It’s a fool’s game to think that the past can’t be topped, but let’s play it for a moment: can there ever be another phenomenon like the Beatles? Whether you count yourself a fan or not, the band — their impact was never only about their music — set off a sea change in popular music that is still making waves today.
In a world where we now have nearly any recording literally at our fingertips, it’s difficult to imagine any one band gaining the cultural traction that the Beatles enjoyed. The 10 years that they were active (from 1960-70) were filled with huge cultural shifts and emerging technologies that knit together perfectly with what lads from Liverpool were looking to do. But Ringo & Co. also had a secret weapon — her name was Freda Kelly.
In Ryan White’s engaging documentary Good Ol’ Freda, showing this Friday and Saturday at Pothole Pictures in Shelburne Falls, the woman who helped build and burnish the Beatles’ image finally gets her due. One of the band’s earliest fans in Liverpool, Kelly would go on to head up their official fan club, later working with Beatles manager Brian Epstein. And for half a century, she remained a dedicated fan and tireless promoter, never looking to share the spotlight. I mentioned before that the Beatles were active for 10 years — Kelly was with them for 11.
With the birth of her grandson, Kelly decided the time was right to share her story. And White, whose musician uncle was a member of the Merseybeats and appears in the film, was the right director to tell it — although even he, who had grown up seeing the familiar face of Freda at family events, never knew she was involved with the Beatles until she came to him to tell the tale.
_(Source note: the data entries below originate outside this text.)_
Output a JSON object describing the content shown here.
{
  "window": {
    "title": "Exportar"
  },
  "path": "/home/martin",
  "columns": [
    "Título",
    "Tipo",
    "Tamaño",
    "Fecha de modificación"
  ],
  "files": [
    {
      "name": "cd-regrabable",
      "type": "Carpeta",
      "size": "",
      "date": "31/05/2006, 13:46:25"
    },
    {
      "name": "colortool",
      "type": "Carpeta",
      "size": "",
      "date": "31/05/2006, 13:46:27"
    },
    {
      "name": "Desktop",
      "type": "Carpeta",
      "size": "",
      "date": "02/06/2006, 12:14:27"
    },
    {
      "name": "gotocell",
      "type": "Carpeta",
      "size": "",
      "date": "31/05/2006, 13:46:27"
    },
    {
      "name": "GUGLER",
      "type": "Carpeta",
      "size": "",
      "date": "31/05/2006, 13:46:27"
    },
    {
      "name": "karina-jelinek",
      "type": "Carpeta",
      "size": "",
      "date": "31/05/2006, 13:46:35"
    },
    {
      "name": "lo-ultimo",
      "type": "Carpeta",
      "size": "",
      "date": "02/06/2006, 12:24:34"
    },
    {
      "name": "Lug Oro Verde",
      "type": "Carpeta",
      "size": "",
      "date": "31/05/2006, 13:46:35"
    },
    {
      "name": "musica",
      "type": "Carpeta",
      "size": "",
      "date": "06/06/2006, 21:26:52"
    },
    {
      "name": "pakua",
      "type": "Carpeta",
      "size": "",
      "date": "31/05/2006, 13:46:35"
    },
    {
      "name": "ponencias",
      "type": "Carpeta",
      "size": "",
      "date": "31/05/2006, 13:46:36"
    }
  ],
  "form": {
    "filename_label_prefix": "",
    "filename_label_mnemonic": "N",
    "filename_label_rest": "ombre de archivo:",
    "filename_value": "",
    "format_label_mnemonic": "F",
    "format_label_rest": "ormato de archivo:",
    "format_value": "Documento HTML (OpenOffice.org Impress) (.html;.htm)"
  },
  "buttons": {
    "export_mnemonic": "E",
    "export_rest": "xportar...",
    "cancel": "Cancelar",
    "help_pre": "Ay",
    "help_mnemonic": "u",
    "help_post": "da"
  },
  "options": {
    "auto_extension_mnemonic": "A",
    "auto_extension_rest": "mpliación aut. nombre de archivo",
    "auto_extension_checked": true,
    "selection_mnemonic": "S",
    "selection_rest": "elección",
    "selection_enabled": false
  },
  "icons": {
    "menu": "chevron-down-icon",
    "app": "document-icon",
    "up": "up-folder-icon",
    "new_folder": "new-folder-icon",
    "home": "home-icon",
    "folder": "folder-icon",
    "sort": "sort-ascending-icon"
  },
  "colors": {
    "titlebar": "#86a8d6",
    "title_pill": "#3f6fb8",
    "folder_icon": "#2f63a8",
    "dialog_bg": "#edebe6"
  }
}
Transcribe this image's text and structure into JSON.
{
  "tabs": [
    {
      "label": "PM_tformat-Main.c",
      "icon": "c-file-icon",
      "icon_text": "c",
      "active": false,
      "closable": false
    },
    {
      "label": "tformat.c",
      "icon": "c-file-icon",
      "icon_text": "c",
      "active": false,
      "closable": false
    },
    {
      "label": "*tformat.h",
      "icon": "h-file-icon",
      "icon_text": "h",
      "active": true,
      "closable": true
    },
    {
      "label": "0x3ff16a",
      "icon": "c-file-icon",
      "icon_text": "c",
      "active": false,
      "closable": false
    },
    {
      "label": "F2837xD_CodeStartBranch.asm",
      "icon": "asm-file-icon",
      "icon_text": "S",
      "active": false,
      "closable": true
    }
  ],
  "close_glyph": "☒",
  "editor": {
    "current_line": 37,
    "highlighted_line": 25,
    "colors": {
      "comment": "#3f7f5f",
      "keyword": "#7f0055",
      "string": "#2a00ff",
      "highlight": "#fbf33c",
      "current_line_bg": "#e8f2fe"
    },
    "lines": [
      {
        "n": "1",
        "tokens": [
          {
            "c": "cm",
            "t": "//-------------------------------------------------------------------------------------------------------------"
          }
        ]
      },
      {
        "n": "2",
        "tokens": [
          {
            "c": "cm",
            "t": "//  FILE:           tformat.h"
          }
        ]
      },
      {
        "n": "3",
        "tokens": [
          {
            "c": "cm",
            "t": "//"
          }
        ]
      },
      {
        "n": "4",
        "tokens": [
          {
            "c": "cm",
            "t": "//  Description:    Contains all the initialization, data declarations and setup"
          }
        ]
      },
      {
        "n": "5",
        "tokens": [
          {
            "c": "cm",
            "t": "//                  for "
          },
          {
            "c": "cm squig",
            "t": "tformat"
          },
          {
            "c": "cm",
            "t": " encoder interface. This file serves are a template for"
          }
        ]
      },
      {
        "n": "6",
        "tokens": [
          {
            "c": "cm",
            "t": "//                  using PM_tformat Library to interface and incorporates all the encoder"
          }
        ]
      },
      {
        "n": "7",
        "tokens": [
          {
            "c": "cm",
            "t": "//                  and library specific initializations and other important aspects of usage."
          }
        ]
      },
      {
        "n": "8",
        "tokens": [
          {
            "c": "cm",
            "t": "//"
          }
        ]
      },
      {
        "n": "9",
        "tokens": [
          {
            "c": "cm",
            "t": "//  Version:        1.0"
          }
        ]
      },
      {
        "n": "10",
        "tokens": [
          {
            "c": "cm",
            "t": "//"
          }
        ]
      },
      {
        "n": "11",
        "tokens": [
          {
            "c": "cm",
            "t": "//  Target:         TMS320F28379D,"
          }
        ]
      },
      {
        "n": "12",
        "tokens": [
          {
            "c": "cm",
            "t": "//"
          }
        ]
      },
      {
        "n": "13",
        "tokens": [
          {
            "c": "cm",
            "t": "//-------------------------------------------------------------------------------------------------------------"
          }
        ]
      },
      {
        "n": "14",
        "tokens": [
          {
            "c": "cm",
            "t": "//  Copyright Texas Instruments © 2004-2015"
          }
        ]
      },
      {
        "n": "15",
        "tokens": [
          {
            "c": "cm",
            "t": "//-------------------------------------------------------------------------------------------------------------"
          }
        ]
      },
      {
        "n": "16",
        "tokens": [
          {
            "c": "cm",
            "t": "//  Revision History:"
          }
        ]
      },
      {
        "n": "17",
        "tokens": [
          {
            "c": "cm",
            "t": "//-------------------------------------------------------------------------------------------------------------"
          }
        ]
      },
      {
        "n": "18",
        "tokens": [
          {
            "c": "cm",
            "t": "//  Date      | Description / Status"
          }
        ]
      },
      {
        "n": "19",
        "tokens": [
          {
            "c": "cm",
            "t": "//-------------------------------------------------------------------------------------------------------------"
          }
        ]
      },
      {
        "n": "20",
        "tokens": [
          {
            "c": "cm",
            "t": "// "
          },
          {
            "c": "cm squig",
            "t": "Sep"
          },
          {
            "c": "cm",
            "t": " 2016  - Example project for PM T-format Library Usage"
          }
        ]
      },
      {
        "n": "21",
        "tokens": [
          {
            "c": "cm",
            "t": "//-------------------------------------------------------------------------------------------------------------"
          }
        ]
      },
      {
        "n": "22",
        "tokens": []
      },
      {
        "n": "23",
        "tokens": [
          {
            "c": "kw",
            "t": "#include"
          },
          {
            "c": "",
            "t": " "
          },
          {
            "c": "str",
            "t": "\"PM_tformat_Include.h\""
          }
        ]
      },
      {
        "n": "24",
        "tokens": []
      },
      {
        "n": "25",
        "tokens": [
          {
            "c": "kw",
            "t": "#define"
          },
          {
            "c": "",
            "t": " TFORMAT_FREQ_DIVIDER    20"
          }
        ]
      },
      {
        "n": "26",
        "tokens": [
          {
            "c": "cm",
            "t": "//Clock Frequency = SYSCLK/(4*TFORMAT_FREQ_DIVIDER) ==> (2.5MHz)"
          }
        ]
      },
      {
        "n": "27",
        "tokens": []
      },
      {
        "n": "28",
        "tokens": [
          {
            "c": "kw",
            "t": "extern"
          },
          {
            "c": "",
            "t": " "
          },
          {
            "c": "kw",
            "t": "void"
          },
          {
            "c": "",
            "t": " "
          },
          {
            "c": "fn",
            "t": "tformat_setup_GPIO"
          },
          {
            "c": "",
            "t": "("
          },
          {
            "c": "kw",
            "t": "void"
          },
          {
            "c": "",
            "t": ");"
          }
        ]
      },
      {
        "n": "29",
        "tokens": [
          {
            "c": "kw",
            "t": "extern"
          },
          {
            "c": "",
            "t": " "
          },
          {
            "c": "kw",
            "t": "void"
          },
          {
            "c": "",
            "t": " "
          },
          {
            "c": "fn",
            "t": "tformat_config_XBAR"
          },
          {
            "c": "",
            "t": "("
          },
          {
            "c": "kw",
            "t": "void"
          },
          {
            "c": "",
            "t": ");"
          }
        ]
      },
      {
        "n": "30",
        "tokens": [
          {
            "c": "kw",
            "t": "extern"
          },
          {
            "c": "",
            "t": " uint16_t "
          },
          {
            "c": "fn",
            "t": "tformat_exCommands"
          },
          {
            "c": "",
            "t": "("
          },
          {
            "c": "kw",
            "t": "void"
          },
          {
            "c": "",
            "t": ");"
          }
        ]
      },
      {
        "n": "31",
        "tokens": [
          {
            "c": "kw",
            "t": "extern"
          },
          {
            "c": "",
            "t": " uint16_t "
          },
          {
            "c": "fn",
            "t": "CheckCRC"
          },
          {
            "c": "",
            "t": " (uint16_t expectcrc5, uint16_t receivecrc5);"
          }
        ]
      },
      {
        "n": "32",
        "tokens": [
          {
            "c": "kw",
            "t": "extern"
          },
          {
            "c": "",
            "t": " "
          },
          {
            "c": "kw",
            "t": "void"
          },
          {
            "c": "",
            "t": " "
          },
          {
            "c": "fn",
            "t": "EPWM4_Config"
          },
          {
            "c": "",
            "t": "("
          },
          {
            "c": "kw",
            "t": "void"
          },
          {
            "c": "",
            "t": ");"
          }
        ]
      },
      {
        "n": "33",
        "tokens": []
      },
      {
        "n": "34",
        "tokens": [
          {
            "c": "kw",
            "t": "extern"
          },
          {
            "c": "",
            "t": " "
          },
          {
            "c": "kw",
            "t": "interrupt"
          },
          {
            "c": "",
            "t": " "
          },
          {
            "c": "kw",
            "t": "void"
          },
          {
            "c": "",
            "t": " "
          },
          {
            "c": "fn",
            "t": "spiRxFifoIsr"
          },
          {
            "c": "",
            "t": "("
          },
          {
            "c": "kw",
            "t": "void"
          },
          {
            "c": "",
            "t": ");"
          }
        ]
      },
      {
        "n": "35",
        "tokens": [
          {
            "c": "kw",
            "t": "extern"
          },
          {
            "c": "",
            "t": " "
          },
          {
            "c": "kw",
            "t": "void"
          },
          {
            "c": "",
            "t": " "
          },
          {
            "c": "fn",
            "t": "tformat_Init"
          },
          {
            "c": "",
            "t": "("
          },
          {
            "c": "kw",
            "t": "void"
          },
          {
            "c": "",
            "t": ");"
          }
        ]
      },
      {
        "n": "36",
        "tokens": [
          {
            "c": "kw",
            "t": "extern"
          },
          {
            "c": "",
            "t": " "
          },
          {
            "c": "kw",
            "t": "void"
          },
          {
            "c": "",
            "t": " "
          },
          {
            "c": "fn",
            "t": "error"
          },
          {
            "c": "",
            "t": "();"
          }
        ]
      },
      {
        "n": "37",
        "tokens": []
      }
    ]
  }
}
The resulting film is both timeless and a time capsule: capturing a special moment in our cultural history but also focusing on Kelly’s selflessness and enduring sense of loyalty, strong values that only grew stronger the closer she flew to fame. In today’s tabloid society, Freda’s unwavering sense of respect — for herself and others alike — is bracing.
Good Ol’ Freda: Friday, Nov. 10, and Saturday, Nov. 11, 7:30 p.m., Pothole Pictures, 51 Bridge St., Shelburne Falls.
Also this week: in the last year, the national discourse on immigration has turned uglier than ever. With government agents lurking outside hospital doors and families being broken up, it feels all the more important to talk about the true history of immigration. This Thursday, Valley filmgoers have a chance to learn more when the Pioneer Valley Workers Center (on Hampton Avenue in Northampton) hosts a fundraising screening of Harvest of Empire: The Untold Story of Latinos in America. Based on the book by Democracy Now! co-host Juan González, the film draws a direct connection between the U.S. government’s long history of Latin American interventions and the waves of northward immigration that so many on the right object to today. Using archival material and present day immigrant stories mixed with interviews with leading civil rights and social justice activists, Harvest of Empire gives voice to a group too often told to be silent. For all the deaf ears it may yet fall on, it’s an important message. “We are all Americans of the New World,” says González, “and our most dangerous enemies are not each other, but the great wall of ignorance between us.”
Another story of displacement is told by Human Flow, in which filmmaker Ai Weiwei follows a sad trail of human stories through two dozen countries over the course of a single year. Escaping war, famine, and other ravages both natural and man-made, the 65 million people on the move make up the largest number of displaced people since the Second World War. It screens Friday through Monday at the Berkshire Museum’s Little Cinema.
Jack Brown can be reached at firstname.lastname@example.org.